Images need descriptive alternative text (alt text) to ensure that a non-visual method of representing an image is available for those who need it. Word provides a method of creating an alt text title and description. Select an image within a document, right click, then select Format Picture. The Format Picture pane will appear. Toggle to the Layout & Properties section, then select Alt Text.



Using lists in a document help to give it structure. Ordered, or numbered, lists are typically used for processes like steps of a task, a series of assignments to complete, or anything that follows a sequence. Unordered lists, like bullet points, are used for items without a sequence.



Links to any external web site should be descriptive for a document read on a computer of mobile device. A fully visible link is needed for a printed document, preferably with context of its purpose.



Tables are best used for data purposes rather than document layout. Data tables allow for data to be displayed as a grid or matrix, or simply delineate data by relevant rows and columns.


Color contrast

Color selection should be considered when creating a document. When text is hard to read, individuals often bypass sections of a document or simply become unable to understand the document.

A general rule of thumb: If it’s hard to read for the person writing it, then it’s hard to read for the person reading it.

File names

It’s necessary to consider how a file is named when it is saved. Files using meaningful names are easier to find than those using complicated names.

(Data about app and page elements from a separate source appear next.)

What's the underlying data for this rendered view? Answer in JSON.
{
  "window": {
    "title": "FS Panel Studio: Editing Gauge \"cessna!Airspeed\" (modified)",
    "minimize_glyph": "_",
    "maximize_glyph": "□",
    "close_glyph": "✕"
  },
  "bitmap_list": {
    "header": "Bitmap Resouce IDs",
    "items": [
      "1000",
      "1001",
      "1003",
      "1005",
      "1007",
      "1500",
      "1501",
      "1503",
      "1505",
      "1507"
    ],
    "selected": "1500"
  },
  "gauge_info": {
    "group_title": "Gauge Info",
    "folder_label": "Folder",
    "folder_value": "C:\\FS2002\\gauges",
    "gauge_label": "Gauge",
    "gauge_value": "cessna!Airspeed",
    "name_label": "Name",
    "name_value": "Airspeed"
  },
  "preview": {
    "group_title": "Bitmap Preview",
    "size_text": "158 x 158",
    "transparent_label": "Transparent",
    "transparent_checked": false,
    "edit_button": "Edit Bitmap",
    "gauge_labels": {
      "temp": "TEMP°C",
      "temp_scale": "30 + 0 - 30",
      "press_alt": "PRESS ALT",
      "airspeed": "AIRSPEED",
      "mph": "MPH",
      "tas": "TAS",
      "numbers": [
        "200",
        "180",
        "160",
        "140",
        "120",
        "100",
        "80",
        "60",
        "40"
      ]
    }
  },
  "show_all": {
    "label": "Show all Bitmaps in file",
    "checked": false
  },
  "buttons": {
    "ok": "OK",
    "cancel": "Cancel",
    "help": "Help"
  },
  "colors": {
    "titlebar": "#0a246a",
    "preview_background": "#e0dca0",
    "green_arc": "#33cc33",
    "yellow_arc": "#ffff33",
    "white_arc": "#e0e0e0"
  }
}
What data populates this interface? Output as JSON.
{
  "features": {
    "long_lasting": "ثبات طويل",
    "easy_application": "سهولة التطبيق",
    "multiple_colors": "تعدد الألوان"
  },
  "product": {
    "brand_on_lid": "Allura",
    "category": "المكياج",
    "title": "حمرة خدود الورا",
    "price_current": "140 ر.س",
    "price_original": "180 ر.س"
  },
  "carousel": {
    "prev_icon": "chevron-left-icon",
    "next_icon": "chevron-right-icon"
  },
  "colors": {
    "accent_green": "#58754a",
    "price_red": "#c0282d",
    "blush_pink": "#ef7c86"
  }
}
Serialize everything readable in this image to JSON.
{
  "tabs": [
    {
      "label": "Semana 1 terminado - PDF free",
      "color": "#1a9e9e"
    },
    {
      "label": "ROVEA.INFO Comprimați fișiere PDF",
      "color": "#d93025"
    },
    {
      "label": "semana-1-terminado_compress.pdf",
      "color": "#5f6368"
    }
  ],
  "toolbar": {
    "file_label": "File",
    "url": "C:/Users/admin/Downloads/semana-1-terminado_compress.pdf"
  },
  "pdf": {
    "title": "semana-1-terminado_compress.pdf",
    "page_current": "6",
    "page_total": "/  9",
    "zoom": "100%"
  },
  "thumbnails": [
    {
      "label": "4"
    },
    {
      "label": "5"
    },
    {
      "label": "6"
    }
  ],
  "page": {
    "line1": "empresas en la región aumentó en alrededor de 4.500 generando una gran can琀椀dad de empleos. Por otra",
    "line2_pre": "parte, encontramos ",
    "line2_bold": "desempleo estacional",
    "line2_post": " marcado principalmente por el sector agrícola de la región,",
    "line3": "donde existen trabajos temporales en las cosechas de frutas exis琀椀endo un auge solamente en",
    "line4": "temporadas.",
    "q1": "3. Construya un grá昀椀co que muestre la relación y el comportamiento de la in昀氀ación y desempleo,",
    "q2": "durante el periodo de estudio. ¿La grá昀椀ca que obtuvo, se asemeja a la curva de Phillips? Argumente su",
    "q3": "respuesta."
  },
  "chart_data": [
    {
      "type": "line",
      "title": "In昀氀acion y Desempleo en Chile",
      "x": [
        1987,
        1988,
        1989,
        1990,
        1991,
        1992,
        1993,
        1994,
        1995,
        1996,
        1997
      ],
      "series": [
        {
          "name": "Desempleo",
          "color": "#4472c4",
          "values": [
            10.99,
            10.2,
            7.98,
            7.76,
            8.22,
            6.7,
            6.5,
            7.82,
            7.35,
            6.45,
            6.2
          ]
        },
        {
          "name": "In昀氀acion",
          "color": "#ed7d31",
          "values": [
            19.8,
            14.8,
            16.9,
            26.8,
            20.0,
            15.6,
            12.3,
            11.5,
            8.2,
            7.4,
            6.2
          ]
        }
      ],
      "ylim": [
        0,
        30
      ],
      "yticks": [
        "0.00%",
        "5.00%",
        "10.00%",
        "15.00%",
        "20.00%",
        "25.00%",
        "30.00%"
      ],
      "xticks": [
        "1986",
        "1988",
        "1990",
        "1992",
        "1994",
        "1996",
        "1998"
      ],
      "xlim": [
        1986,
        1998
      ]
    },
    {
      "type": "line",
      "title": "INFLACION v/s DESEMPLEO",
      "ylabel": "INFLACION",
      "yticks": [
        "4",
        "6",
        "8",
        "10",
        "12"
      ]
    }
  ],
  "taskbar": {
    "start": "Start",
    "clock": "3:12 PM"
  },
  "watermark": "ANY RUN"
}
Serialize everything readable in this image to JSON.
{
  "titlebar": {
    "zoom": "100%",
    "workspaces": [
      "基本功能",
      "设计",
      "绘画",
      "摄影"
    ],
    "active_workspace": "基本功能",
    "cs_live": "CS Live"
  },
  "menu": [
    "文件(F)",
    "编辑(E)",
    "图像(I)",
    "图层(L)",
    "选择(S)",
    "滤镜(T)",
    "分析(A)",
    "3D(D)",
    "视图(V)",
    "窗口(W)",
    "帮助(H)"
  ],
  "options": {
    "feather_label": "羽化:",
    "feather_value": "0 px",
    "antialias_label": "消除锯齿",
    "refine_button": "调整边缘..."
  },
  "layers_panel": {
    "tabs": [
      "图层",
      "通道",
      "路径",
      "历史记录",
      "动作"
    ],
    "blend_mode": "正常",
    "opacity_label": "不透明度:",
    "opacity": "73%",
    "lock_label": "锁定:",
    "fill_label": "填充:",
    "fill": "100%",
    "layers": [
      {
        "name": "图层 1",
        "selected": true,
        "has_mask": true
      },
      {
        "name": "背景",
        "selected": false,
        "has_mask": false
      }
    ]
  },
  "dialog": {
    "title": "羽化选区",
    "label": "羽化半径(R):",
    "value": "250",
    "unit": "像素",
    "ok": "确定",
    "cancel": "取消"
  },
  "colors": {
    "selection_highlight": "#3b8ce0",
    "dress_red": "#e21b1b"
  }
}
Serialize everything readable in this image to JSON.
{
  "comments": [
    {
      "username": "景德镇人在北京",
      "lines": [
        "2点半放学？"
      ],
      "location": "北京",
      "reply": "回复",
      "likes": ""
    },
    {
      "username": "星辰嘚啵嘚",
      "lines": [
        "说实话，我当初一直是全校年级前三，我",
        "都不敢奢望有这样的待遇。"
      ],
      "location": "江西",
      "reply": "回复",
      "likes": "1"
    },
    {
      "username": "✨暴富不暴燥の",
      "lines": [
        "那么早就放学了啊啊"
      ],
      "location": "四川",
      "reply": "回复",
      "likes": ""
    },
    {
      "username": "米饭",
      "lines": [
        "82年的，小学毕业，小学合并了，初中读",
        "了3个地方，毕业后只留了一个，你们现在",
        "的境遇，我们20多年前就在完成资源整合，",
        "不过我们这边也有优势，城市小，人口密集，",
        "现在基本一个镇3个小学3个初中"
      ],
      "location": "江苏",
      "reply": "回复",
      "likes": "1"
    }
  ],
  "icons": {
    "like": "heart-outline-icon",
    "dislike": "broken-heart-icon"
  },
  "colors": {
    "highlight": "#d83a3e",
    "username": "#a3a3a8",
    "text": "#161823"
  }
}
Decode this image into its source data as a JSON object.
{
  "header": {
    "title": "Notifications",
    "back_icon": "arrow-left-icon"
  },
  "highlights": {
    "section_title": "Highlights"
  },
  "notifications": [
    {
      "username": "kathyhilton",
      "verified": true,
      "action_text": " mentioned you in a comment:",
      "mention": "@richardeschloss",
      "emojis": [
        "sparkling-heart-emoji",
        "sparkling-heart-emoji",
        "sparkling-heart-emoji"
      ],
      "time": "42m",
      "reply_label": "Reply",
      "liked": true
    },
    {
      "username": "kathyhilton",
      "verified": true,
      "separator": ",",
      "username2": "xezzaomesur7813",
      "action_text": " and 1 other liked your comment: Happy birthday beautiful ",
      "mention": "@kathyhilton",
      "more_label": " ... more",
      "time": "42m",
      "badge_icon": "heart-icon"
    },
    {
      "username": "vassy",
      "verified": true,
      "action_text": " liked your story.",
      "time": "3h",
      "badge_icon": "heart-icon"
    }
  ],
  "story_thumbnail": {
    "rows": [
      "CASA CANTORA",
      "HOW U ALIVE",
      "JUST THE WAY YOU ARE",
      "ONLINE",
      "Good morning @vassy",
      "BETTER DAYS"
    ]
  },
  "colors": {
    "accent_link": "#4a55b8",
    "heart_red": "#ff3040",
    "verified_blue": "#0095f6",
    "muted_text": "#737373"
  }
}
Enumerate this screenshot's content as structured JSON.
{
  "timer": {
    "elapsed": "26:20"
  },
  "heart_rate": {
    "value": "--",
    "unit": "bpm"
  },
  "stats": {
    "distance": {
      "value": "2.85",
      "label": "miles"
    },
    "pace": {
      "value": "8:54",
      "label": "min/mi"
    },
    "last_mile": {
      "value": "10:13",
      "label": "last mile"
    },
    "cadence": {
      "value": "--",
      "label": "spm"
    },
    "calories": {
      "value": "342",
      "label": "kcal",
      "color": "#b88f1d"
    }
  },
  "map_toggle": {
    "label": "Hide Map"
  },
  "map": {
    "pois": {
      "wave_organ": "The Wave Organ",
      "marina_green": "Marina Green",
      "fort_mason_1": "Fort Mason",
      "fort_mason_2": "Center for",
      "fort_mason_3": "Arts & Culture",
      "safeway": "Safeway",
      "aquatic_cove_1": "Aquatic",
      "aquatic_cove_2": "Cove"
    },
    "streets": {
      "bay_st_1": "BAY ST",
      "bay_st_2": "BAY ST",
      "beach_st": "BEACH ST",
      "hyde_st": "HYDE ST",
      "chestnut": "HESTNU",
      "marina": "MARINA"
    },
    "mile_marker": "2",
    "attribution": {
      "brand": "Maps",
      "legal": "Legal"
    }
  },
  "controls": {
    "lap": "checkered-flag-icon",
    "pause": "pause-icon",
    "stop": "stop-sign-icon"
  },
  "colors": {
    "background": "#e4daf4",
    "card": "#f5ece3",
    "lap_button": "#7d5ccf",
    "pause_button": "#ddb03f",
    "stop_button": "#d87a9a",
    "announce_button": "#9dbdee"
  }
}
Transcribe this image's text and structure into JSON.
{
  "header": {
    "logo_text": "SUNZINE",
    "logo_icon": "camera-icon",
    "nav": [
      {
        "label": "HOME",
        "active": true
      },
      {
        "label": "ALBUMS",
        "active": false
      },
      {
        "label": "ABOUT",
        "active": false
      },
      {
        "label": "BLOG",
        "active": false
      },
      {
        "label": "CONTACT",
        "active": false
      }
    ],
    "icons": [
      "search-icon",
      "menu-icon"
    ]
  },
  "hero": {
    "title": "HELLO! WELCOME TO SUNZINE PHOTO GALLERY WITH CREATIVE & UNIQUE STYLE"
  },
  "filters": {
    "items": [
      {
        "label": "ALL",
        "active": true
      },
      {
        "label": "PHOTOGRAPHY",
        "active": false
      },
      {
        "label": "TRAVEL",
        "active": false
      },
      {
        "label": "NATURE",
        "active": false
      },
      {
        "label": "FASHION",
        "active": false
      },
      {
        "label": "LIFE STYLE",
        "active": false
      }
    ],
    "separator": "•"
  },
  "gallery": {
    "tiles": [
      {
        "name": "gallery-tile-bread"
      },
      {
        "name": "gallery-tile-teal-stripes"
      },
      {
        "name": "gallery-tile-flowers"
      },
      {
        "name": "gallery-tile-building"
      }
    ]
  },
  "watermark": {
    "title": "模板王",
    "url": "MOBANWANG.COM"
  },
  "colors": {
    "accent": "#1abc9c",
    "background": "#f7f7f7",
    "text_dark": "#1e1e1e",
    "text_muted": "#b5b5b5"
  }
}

For example, a syllabus for College 101 during the Fall semester is better named as “College 101 Syllabus – Fall 2017.docx” rather than “C101sylf17.docx”.

Additional resources